It wasn’t just a vote to determine a new leader, it was a decision on the future of the party. In the end, Progressive Conservatives voted to pursue a path toward unity with their Wildrose cousins as Jason Kenney was crowned the winner of the party’s leadership race.
Kenney handily took the party’s top job with 75 per cent of the votes from 1476 delegates who cast ballots on Saturday afternoon.
“We Albertans are going to unite to take our province back,” said Kenney.
Placing second with 22% was sitting MLA Richard Starkey, who painted a grim picture of what he described as a convoluted unity process.
“If we unite, then what? Well, then we hold our breath, hoping none of our candidates say gay people will spend eternity in a lake of fire, hoping our campus club doesn’t send out an e-mail that says feminism is cancer, hoping one of our MLAs doesn’t heckle the visiting premier or that a group of nine MLAs doesn’t compare the Ukrainian famine-genocide to the carbon tax,” said Starkey to a chorus of boos, referring to a number of missteps by the Wildrose Party. “If anything like that happens, and it seems to happen with alarming regularity, you can hand Rachel Notley and the NDP the keys to the legislature for another four years.”
“I understand that the decision taken today is not one that is a vision shared by every member of this party,” said Kenney. “For those of you that have anxieties about the prospects of unity, I want to sit down and hear you, listen to you, offer you a voice in the months to come.”
Kenney now plans to meet with the Opposition Wildrose party to work out a process to combine the two parties if members on both sides approve.
“Today we have chosen the future, today we have chosen hope, today we have chosen unity, today it is springtime in Alberta.”
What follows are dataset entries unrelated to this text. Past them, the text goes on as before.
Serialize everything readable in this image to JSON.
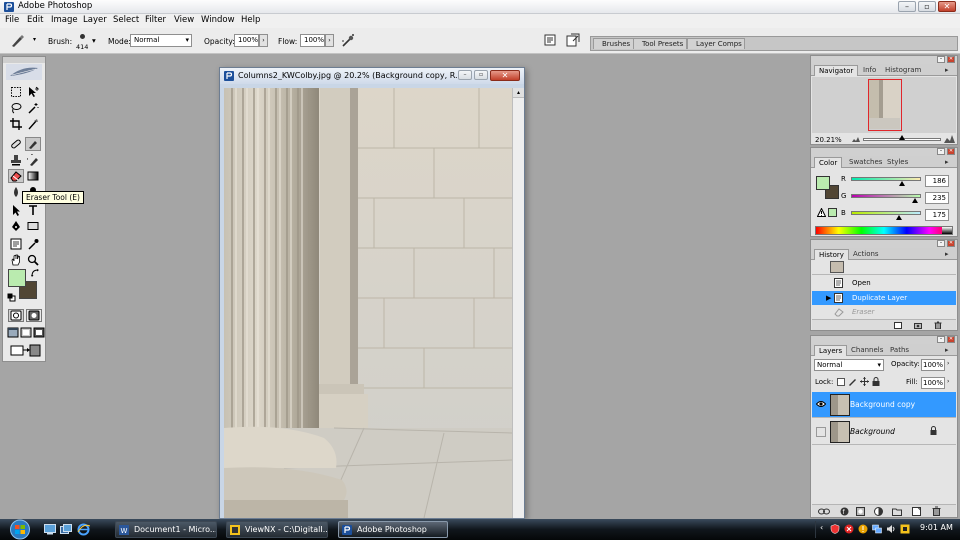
{
  "app": {
    "title": "Adobe Photoshop"
  },
  "menu": [
    "File",
    "Edit",
    "Image",
    "Layer",
    "Select",
    "Filter",
    "View",
    "Window",
    "Help"
  ],
  "options": {
    "brush_label": "Brush:",
    "brush_size": "414",
    "mode_label": "Mode:",
    "mode_value": "Normal",
    "opacity_label": "Opacity:",
    "opacity_value": "100%",
    "flow_label": "Flow:",
    "flow_value": "100%"
  },
  "palette_well": [
    "Brushes",
    "Tool Presets",
    "Layer Comps"
  ],
  "toolbox": {
    "tooltip": "Eraser Tool (E)",
    "foreground": "#baebaf",
    "background": "#514634"
  },
  "document": {
    "title": "Columns2_KWColby.jpg @ 20.2% (Background copy, R..."
  },
  "navigator": {
    "tabs": [
      "Navigator",
      "Info",
      "Histogram"
    ],
    "zoom": "20.21%",
    "zoom_level": 0.5
  },
  "color": {
    "tabs": [
      "Color",
      "Swatches",
      "Styles"
    ],
    "channels": [
      {
        "label": "R",
        "value": "186",
        "level": 0.73,
        "gradient": "linear-gradient(90deg,#00ebaf,#ffebaf)"
      },
      {
        "label": "G",
        "value": "235",
        "level": 0.92,
        "gradient": "linear-gradient(90deg,#ba00af,#baffaf)"
      },
      {
        "label": "B",
        "value": "175",
        "level": 0.69,
        "gradient": "linear-gradient(90deg,#baeb00,#baebff)"
      }
    ]
  },
  "history": {
    "tabs": [
      "History",
      "Actions"
    ],
    "steps": [
      "Open",
      "Duplicate Layer",
      "Eraser"
    ],
    "active_step": "Duplicate Layer"
  },
  "layers": {
    "tabs": [
      "Layers",
      "Channels",
      "Paths"
    ],
    "blend_mode": "Normal",
    "opacity_label": "Opacity:",
    "opacity": "100%",
    "lock_label": "Lock:",
    "fill_label": "Fill:",
    "fill": "100%",
    "items": [
      {
        "name": "Background copy",
        "selected": true,
        "visible": true
      },
      {
        "name": "Background",
        "selected": false,
        "visible": false
      }
    ]
  },
  "taskbar": {
    "buttons": [
      "Document1 - Micro...",
      "ViewNX - C:\\DigitalI...",
      "Adobe Photoshop"
    ],
    "clock": "9:01 AM"
  },
  "colors": {
    "selection": "#3399ff",
    "taskbar": "#0c1217"
  }
}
Under Alberta rules, parties cannot merge, but must instead surrender their assets and form a new party.
Placing third was Byron Nelson, with only 2 per cent of the vote.
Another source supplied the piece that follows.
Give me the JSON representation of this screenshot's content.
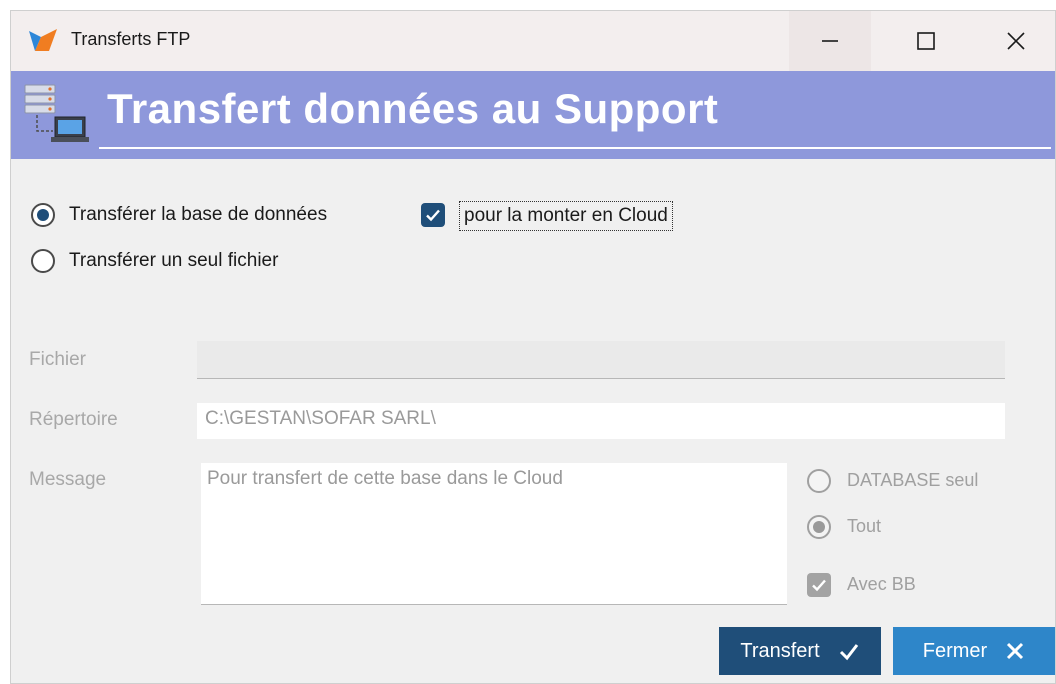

Kenney will meet with the PC executive on Sunday to discuss next steps and will talk to reporters after that discussion.
With files from The Canadian Press